SYNOPSIS: By inviting Mr. Karmal for a full scale visit to Moscow, the Kremlin has acted to stop speculation that it might be prepared to drop him in the search for a compromise settlement in Afghanistan. President Leonid Brezhnev was there to greet him in person, as the Afghan leader descended the aircraft's steps.
It was Mr. Karmal's first journey outside Afghanistan since the Soviet-backed coup which brought him to power, and observers believe it was a perfect opportunity for the Kremlin to reaffirm its backing for his hard-pressed Marxist government.
Diplomats in Moscow suggest that the Kremlin hopes, in the long run, that it will be able to persuade Pakistan and other countries in the region, that Mr. Karmal, and his government are a permanent fixture and will have to be accepted.
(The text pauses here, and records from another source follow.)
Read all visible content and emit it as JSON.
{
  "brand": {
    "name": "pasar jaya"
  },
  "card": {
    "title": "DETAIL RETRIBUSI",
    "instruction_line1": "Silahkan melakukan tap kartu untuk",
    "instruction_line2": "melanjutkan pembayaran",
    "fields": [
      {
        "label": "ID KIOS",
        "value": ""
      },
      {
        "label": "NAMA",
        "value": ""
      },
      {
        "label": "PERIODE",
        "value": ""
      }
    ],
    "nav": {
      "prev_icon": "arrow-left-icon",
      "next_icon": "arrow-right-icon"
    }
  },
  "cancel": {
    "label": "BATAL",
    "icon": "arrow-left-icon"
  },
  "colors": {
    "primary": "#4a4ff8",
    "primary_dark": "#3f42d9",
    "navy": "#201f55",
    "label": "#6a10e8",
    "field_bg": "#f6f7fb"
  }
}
The Soviet News Agency Tass, reporting his arrival in Tashkent, gave no indication which Afghan Ministers were accompanying him. It's expected that he will be given the seal of approval for his ten months rule, and receive private undertakings that Soviet troops - the mainstay of his government - will not be withdrawn until all resistance has been removed.
Mr. Karmal is expected to announce growing support for the April 1978 Revolution, which ushered in Marxist rule. He's also likely to denounce alleged American and Chinese interference in Afghanistan. He, and Kremlin leaders, say this interference prompted the Soviet move last year, and have suggested there was collusion between the U.S. and Hafizullah Amin, the Afghan leader killed in the December coup.
Western diplomats say his Moscow visit is clearly timed to influence next month's United Nations General Assembly debate on the Afghan issue called for by the islamic Conference countries.
Before his visit the Soviet press reported that Mr. Karmal's government is gaining popular support while the rebels suffer defeats.